Consider: First, the Democratic elite dutifully steered voters to Hillary Clinton, virtually clearing the field for her in the primaries despite what should have arguably been—in retrospect, at least—a disqualifying scandal. And then, after four years of electoral carnage and virtual decimation of the party outside its coastal urban precincts, the Democrats have re-installed a veteran San Francisco liberal as the face of their party’s congressional agenda. To the extent that the rank-and-file has rebelled, it has not been very successful.

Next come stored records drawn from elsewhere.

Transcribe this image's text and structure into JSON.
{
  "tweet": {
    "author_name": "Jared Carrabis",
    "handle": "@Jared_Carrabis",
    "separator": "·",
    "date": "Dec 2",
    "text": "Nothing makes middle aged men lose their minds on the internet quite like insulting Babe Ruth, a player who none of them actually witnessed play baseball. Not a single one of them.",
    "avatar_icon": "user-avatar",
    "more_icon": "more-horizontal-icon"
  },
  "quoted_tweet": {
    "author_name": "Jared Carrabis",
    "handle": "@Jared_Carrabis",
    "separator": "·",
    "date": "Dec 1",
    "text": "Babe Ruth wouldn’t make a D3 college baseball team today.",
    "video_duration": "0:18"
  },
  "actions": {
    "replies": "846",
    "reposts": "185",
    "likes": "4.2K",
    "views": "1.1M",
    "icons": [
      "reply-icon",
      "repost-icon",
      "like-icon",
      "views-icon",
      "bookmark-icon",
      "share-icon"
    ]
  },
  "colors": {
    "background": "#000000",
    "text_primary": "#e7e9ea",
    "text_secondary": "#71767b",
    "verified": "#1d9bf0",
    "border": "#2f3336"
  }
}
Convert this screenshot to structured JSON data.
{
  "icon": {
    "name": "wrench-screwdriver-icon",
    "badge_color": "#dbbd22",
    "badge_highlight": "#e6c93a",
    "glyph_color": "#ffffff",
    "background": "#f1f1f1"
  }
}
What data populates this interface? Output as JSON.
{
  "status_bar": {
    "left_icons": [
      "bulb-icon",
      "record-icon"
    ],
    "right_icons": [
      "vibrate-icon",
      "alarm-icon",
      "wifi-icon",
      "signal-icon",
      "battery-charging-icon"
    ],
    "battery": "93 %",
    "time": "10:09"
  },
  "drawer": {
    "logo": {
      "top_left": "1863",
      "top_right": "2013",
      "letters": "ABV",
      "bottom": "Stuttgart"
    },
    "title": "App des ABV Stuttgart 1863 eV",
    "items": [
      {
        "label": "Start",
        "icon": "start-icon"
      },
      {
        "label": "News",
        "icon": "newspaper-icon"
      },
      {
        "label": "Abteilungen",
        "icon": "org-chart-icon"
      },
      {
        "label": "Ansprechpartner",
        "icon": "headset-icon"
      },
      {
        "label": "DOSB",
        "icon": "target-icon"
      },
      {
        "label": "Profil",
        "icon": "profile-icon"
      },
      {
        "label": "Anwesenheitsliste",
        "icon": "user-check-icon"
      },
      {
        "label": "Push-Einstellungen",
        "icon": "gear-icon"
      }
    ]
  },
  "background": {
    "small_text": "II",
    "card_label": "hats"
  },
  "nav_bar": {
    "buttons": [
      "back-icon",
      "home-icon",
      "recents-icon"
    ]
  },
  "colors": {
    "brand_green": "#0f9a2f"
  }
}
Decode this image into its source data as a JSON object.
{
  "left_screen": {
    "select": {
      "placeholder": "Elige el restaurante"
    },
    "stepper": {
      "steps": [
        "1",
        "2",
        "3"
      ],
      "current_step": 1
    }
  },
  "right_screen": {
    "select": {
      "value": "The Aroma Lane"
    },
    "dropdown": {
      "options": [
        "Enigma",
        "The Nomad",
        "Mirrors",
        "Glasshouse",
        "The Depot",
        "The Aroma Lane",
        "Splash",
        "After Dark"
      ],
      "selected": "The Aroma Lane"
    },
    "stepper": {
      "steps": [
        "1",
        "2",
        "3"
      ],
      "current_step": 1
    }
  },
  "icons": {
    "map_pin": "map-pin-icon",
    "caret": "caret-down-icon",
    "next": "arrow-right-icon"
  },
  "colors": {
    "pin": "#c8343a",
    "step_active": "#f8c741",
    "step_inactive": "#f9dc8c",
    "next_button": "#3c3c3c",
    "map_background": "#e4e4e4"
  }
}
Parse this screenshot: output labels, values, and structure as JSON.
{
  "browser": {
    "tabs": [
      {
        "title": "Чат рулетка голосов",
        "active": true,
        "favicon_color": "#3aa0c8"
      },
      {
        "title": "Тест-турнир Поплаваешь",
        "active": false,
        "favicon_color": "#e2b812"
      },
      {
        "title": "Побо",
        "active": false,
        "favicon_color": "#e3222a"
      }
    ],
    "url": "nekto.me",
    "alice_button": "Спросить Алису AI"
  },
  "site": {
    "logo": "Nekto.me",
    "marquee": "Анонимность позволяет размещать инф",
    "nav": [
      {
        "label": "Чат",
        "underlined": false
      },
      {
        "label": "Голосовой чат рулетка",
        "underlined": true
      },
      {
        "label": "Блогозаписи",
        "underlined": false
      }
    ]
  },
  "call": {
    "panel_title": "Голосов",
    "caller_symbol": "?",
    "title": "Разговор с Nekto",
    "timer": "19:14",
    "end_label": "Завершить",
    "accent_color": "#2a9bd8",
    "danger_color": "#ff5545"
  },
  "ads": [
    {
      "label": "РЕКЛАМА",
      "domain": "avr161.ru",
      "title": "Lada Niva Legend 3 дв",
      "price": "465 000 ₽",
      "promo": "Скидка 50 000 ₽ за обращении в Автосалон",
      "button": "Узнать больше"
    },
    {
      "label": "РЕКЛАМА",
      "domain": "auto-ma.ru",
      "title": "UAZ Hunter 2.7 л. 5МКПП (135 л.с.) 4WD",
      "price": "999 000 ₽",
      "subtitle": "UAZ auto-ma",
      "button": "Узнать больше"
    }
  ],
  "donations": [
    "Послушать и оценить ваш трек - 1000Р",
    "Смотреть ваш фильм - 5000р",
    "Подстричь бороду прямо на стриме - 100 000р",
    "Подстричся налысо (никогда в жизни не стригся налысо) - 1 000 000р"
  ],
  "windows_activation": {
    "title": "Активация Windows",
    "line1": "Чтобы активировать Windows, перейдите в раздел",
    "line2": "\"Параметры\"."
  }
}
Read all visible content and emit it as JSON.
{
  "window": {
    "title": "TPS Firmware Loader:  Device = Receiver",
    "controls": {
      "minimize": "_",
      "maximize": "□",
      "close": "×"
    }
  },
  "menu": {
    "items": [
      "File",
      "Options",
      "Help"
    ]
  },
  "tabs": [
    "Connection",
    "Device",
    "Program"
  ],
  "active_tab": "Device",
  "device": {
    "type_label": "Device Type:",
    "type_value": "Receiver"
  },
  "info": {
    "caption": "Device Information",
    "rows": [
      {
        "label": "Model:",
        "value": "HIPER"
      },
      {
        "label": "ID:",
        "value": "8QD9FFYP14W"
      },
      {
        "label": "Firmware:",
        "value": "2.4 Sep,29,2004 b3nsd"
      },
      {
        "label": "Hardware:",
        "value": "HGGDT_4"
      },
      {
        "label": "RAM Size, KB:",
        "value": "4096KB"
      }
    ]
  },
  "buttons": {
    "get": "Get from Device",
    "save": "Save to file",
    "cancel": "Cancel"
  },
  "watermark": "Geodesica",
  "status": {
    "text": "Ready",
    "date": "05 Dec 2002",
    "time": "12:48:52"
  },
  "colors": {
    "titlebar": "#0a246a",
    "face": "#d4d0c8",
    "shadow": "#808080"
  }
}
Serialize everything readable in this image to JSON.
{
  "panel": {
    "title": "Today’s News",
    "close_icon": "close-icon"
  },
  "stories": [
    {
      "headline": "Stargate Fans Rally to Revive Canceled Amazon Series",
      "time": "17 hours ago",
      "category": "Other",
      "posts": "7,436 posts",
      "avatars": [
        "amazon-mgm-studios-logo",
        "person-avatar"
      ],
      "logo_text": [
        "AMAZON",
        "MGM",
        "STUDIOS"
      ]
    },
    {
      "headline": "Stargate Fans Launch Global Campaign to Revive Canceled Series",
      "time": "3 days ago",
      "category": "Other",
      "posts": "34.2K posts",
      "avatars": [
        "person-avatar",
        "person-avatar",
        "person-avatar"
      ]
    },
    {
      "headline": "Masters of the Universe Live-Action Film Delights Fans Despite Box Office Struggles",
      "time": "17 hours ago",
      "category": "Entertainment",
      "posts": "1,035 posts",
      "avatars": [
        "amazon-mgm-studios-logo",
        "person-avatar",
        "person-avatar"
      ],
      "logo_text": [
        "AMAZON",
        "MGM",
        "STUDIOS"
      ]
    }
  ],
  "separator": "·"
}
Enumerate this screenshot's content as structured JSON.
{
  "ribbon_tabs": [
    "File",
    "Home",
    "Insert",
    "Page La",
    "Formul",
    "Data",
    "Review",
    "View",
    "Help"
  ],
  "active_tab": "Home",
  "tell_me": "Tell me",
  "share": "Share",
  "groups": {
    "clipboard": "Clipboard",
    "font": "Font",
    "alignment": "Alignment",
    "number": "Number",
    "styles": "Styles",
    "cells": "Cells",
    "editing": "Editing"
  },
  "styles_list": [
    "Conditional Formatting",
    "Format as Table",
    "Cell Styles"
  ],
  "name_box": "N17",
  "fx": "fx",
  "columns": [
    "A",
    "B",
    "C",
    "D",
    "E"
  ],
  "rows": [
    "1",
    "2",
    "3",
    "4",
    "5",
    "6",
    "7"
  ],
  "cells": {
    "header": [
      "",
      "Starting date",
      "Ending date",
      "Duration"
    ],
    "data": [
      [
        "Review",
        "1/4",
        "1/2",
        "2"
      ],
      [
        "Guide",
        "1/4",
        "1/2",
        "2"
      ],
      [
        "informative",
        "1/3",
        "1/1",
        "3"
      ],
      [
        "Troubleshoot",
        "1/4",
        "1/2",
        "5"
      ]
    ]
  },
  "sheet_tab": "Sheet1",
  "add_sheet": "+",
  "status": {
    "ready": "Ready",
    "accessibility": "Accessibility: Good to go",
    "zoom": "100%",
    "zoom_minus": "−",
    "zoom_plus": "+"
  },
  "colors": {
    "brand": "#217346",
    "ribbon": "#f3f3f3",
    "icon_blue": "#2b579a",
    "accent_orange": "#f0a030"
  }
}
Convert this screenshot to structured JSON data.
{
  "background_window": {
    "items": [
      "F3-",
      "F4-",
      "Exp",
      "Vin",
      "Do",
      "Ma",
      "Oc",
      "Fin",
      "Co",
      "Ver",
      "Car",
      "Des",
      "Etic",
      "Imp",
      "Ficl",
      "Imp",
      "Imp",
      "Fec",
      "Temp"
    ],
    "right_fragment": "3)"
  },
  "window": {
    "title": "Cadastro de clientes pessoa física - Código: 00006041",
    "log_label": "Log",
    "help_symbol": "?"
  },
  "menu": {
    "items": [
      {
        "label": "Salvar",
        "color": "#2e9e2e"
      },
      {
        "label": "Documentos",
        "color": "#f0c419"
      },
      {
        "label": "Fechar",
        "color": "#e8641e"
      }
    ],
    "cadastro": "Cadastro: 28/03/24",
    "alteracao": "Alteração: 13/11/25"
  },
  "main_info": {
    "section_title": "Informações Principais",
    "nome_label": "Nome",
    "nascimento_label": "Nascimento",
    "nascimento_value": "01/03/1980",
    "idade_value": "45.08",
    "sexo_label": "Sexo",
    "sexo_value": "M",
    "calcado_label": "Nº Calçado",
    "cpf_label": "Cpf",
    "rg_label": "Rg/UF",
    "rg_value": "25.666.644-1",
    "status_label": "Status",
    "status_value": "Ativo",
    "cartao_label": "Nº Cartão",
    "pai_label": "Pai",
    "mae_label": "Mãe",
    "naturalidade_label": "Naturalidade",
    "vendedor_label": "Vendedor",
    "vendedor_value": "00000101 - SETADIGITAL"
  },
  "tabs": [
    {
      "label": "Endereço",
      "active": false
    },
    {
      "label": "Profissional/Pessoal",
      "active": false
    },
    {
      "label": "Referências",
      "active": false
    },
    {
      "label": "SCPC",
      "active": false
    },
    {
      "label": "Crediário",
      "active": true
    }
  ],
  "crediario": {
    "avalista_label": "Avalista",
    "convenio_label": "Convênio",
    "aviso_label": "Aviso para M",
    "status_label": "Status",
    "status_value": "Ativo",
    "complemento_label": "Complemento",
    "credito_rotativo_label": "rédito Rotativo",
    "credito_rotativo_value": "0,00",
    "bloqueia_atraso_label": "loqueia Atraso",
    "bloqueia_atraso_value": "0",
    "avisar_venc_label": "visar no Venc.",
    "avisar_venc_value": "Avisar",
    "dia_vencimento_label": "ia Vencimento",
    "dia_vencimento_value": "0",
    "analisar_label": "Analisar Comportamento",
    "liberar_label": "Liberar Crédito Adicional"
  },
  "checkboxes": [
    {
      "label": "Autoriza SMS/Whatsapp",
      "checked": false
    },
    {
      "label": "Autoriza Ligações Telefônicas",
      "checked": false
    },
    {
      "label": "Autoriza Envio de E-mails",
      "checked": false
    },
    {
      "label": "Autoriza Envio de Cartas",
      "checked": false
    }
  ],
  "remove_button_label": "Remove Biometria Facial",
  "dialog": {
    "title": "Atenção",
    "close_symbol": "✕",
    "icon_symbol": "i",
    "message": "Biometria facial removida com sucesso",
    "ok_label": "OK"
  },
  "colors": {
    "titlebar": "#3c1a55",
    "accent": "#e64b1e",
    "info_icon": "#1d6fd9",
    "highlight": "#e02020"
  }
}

As we wrote the day after the election: “Donald Trump won the Republican nomination because the GOP elite’s control over their party was weak. But he won the presidency because the Democratic elite’s control over their party was strong”—so strong that it didn’t need to listen to heed the warning signs about its preferred nominee. Pelosi’s re-election suggests that even the 2016 disaster has not yet weakened the establishment’s iron grip over Democratic power centers.
It cannot be said better than that.